NCPA - National Center for Policy Analysis

The Big Business of Buying Buses

October 1, 2015

Buses are critical to the nation's public transportation services. According to data from the Federal Transit Administration's (FTA) National Transit Database, buses carry more passengers than all other modes combined. FTA provides grants to transit agencies to buy buses. When making these purchases, agencies must comply with a range of federal requirements.

Overall, the number of manufacturers of transit buses has declined in recent years, but bus production has remained constant. Transit agencies purchase over 5,000 buses per year -- about half are heavy-duty buses and half are smaller buses called "cutaways" because they consist of a bus body on top of a chassis built by another manufacturer.

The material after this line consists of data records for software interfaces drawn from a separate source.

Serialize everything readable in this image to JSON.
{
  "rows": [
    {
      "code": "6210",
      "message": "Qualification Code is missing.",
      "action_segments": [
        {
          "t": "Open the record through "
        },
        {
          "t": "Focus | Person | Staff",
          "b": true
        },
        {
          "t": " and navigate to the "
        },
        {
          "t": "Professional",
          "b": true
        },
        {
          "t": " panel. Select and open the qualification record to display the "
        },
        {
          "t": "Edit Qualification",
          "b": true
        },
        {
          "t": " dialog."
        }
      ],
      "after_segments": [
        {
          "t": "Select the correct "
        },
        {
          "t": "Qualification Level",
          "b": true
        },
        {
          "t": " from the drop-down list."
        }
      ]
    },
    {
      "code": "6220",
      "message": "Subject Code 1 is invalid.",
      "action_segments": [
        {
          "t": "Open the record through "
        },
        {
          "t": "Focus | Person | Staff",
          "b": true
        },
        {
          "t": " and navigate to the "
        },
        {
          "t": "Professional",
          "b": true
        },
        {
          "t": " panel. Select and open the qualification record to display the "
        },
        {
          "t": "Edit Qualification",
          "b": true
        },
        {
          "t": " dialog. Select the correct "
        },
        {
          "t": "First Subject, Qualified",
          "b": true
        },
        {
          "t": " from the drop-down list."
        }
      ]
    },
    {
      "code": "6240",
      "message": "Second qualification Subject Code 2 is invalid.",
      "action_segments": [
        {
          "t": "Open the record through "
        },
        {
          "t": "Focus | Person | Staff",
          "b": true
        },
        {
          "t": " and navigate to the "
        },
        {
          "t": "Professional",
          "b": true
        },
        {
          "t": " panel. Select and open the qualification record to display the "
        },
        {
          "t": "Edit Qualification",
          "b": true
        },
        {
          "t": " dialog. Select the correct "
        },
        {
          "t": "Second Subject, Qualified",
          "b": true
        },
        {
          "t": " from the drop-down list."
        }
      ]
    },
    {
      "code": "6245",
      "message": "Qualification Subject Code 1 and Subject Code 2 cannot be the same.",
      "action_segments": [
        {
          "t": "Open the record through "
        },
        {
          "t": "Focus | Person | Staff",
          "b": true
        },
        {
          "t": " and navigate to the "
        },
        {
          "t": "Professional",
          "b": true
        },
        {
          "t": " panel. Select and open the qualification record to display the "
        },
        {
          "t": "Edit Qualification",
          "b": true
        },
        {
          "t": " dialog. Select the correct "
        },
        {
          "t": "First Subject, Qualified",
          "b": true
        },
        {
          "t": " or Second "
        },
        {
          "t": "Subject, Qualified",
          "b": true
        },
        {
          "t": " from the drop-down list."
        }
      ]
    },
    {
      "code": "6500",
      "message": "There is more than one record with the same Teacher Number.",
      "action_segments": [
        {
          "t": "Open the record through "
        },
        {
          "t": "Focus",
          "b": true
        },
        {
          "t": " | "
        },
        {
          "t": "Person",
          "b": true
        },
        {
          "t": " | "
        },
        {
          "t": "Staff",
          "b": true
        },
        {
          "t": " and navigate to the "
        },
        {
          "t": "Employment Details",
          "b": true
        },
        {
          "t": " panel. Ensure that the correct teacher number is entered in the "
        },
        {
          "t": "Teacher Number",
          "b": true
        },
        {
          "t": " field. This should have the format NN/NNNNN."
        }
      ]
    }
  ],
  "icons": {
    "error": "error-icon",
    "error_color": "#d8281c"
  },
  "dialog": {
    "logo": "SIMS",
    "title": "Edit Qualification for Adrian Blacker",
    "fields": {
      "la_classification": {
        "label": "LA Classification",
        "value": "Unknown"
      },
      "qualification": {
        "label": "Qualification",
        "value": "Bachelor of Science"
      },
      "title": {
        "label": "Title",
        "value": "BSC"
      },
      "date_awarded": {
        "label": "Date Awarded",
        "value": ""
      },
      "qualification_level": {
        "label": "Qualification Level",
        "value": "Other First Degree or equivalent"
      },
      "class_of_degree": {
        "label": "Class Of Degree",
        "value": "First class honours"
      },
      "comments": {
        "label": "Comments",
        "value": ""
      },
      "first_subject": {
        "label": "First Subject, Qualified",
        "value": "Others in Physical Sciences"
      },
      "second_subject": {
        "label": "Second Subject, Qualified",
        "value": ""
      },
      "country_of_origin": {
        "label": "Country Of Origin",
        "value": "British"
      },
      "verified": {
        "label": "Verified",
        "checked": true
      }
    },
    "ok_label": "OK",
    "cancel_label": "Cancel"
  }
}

  • The number of firms that produce most heavy-duty transit buses declined from 10 in 2004 to 4 in 2013, due to business failures and consolidation.
  • The number of buses procured annually by transit agencies from 2009-2013, using grant funds other than American Recovery and Reinvestment Act funds, ranged from 4,670 to 5,652.
  • The amount of Federal Transit Administration's (FTA) grant funding for bus procurement increased from $794 million in 2009 to $1.3 billion in 2013.

Officials reported that it is time consuming to comply with a requirement to certify that at least 60 percent of the bus's components are made in the U.S. because the agency must conduct pre-and post-award reviews of bus manufacturers. Transit agency officials in four of six discussion groups also identified the procurement process as difficult and resource-intensive, particularly for those transit agencies that do not purchase buses each year and may lack procurement capacity.

According to FTA and GSA officials, both agencies have explored the feasibility of establishing a process to allow transit agencies to procure buses through GSA, but neither agency has developed a legislative proposal requesting that Congress grant authority to allow transit agencies to do so.

Source: U.S. Government Accountability Office, "Public Transit: Updated Guidance and Expanded Federal Authority Could Facilitate Bus Procurement," A report to the Honorable Matthew Cartwright, House of Representatives, September 2015.

Sponsored Links: Superstore FlyerMetro FlyerSobeys Flyer


Browse more articles on Government Issues